"Can I see?" "Come here, Gloria, sit on my lap." "Cassia, move over a bit so Seth can see."
We, as a family, are crowded around the computer screen, looking at some pictures of a far-off missionary family. In my children's hearts, a seed is being planted. A seed that I pray will grow into a real burden for missions; whether it be praying, giving, or going.
I have a Facebook account. This is a great way to keep up with friends and family near or far away. But, more importantly, this is a tremendous way to stay in touch with missionaries. Missionaries thrive on the communication this venue allows.
Our church has, by the grace of God, several missionaries on the field or on deputation. Many of these families can be found on Facebook. Our children love to crowd around the computer with me to see the new pictures posted or, even more fun, the videos that some of the missionaries post. Our children are able to see where our friends live, what they are doing, what the conditions are, how they worship, and how their children are growing.
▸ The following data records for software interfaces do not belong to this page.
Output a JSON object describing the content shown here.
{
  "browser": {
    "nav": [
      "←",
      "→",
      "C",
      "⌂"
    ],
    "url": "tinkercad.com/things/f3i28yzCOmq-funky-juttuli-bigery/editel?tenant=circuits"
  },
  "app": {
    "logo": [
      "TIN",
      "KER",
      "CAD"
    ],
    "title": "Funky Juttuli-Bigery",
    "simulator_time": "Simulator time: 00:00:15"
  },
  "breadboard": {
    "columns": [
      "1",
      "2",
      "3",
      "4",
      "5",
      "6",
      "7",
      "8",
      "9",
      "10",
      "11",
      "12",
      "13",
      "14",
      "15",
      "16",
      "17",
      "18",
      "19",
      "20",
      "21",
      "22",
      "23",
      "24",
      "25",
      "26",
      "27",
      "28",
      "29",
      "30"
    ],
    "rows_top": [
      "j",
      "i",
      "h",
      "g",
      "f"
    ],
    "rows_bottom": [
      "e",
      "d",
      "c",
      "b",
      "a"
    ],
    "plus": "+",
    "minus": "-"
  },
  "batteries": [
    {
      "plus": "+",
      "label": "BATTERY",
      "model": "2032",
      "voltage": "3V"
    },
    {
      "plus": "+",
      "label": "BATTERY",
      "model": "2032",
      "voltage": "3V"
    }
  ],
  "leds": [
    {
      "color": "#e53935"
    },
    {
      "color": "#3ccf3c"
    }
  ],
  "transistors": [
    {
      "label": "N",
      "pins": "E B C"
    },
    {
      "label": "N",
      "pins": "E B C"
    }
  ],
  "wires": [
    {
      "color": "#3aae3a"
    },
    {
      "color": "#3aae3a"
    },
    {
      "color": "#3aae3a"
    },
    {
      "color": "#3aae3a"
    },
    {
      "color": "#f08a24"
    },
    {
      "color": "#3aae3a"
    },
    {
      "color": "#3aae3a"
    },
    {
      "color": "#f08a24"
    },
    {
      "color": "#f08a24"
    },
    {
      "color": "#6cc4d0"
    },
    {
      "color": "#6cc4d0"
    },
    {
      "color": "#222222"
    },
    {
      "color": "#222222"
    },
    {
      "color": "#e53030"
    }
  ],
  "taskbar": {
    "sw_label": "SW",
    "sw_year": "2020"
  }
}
My son has a friend who, with his parents, is visiting his missionary-sister and her family in Mozambique for the next month. Michael loved seeing pictures of his friend's first plane trip, the reunion the family had, the wonderful family-moments caught on camera. The video of the Mozambiquan band at the airport gave my children a feel for the culture. The video of the thunderstorm amazed them, also.
The video of the Zambian Sunday School class on Kevin's blog opened their eyes and ears to the fact that children worship in song around the world. "What are they singing? Why are they doing that? Where is this?" What a way to get a conversation going about missions!
There are countless missionary biographies out there for us to read - and we should. Reading together is one of our favorite family-time traditions. However, never before have children been able to experience missionary-life so vividly. More than just a prayer card, seeing the lives of today's missionaries is slowly impressing the burden of missions on their young hearts.
Worthwhile time spent in front of a computer screen. When they walk away, I want them to remember and water that seed growing in their hearts.